header_access If-Modified-Since allow all
header_access Location allow all
header_access Range allow all
header_access Referer allow all
header_access Set-Cookie allow all
header_access WWW-Authenticate allow all
header_access All deny all

All done :)

Caching Data

Now if we want squid to cache data we need to go into the configuration file again and uncomment this line:

cache_dir /var/squid/cache 100 16 256


This specifies where the cached data will be placed, how many MB’s of storage available (100), number of directories for data (16)
and number of subdirectories for data (256). You can specify this yourself, although I reccomend leaving them as they are unless you know what your doing.

User Authentication

we will make use of htpasswd / NCSA.
If you use lighttpd (like myself) please read the following:, although if you use apache please proceed to Step 2

As you might be aware lighttpd does not support .htpasswd functionality

apt-get install apache
etc/init.d/apache stop

This install htpasswd, you can get the binary from somewhere if you would like :/


Now we need to enter the following so htpasswd will create a password file for our proxy:

htpasswd -c /etc/squid/passwd proxyuser

Make sure Squid can read the file correctly:

chmod o+r /etc/squid/passwd

Now we need to access the NCSA helper, which I beleive is in “/usr/lib/squid/ncsa_auth” if memory serves me correctly.

If in doubt just type the following in the console:

dpkg -L squid | grep ncsa_auth

Now we need to edit Squid’s config again and set a few variables:

nano /etc/squid/squid.conf

So locate the following lines

auth_param basic program /usr/lib/squid/ncsa_auth /etc/squid/passwd
auth_param basic children 5
auth_param basic realm Squid proxy-caching web server
auth_param basic credentialsttl 2 hours
auth_param basic casesensitive off

and uncomment them, with the above values ^^^

Now locate your ACL’s in the squid config and add the following lines:

acl ncsa_users proxy_auth REQUIRED
http_access allow ncsa_users

Now save / close the file and then we restart Squid!

/etc/init.d/squid restart

And test it out in your browser!

Setup the proxy XX.XX.XX.XX:3128

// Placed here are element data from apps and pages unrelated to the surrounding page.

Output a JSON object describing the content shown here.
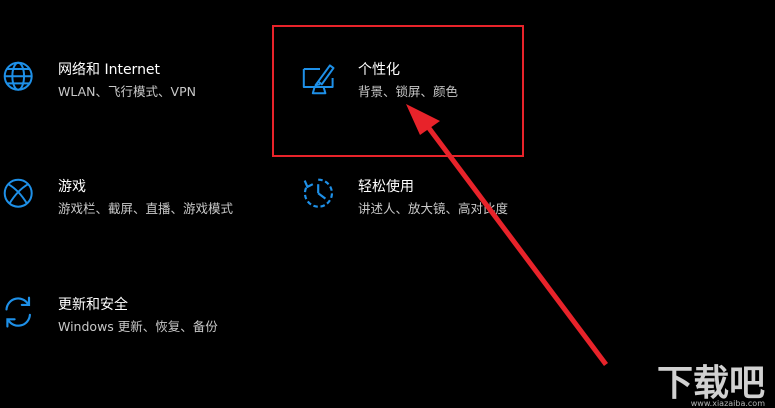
{
  "accent_color": "#1e90e8",
  "highlight_color": "#e8232a",
  "tiles": [
    {
      "title": "网络和 Internet",
      "subtitle": "WLAN、飞行模式、VPN",
      "icon": "globe-icon"
    },
    {
      "title": "个性化",
      "subtitle": "背景、锁屏、颜色",
      "icon": "personalization-icon"
    },
    {
      "title": "游戏",
      "subtitle": "游戏栏、截屏、直播、游戏模式",
      "icon": "xbox-icon"
    },
    {
      "title": "轻松使用",
      "subtitle": "讲述人、放大镜、高对比度",
      "icon": "ease-of-access-icon"
    },
    {
      "title": "更新和安全",
      "subtitle": "Windows 更新、恢复、备份",
      "icon": "update-icon"
    }
  ],
  "watermark": {
    "text": "下载吧",
    "url": "www.xiazaiba.com"
  }
}
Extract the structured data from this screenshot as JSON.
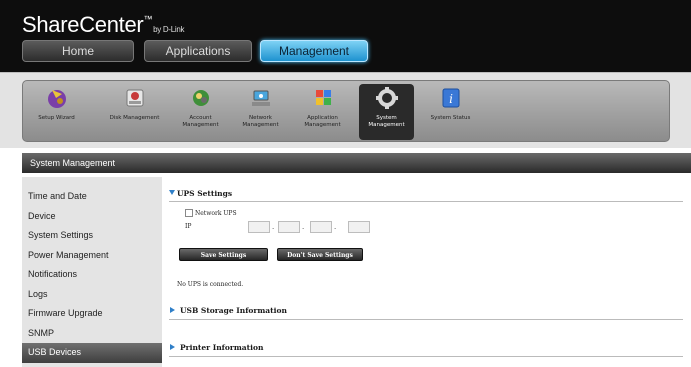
{
  "app": {
    "brand_name": "ShareCenter",
    "brand_tm": "™",
    "brand_by": "by D-Link"
  },
  "nav": {
    "tabs": [
      {
        "label": "Home"
      },
      {
        "label": "Applications"
      },
      {
        "label": "Management"
      }
    ],
    "active_tab": "Management"
  },
  "toolbar": {
    "items": [
      {
        "label": "Setup Wizard",
        "icon": "wizard-icon"
      },
      {
        "label": "Disk Management",
        "icon": "disk-icon"
      },
      {
        "label": "Account Management",
        "icon": "account-icon"
      },
      {
        "label": "Network Management",
        "icon": "network-icon"
      },
      {
        "label": "Application Management",
        "icon": "application-icon"
      },
      {
        "label": "System Management",
        "icon": "system-gear-icon"
      },
      {
        "label": "System Status",
        "icon": "info-icon"
      }
    ],
    "active_item": "System Management"
  },
  "section": {
    "title": "System Management"
  },
  "sidebar": {
    "items": [
      {
        "label": "Time and Date"
      },
      {
        "label": "Device"
      },
      {
        "label": "System Settings"
      },
      {
        "label": "Power Management"
      },
      {
        "label": "Notifications"
      },
      {
        "label": "Logs"
      },
      {
        "label": "Firmware Upgrade"
      },
      {
        "label": "SNMP"
      },
      {
        "label": "USB Devices"
      }
    ],
    "active_item": "USB Devices"
  },
  "main": {
    "ups": {
      "title": "UPS Settings",
      "network_ups_label": "Network UPS",
      "ip_label": "IP",
      "ip_octets": [
        "",
        "",
        "",
        ""
      ],
      "ip_separator": ".",
      "save_label": "Save Settings",
      "dont_save_label": "Don't Save Settings",
      "status_text": "No UPS is connected."
    },
    "usb_storage": {
      "title": "USB Storage Information"
    },
    "printer": {
      "title": "Printer Information"
    }
  },
  "colors": {
    "accent_blue": "#2f7fc8",
    "active_tab": "#1e92cf",
    "header_bg": "#0d0d0d"
  }
}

and when browsing yuo should be prompted for a username / password, enter it and your away!

SSL Encryption

You now have an anonymous proxy that cache’s data :) Now I will be explaining how to encrypt all data from our server to our machine via the proxy.
In simple terms: The proxy (server) will fetch unencrypted data from a website, and then encrypt it and send it to us.
This is usefull if you don’t trust your ISP, or you are using a shared network etc.


ssh -L 3128: [email protected]

type pass and conect via 3128

so ssh is making a tunell through ssh from the proxy, so its all encrypted!

To actively monitor your squid server you can use the following command:
tail -f /var/log/squid/access.log
This is very usefull if your testing configurations :)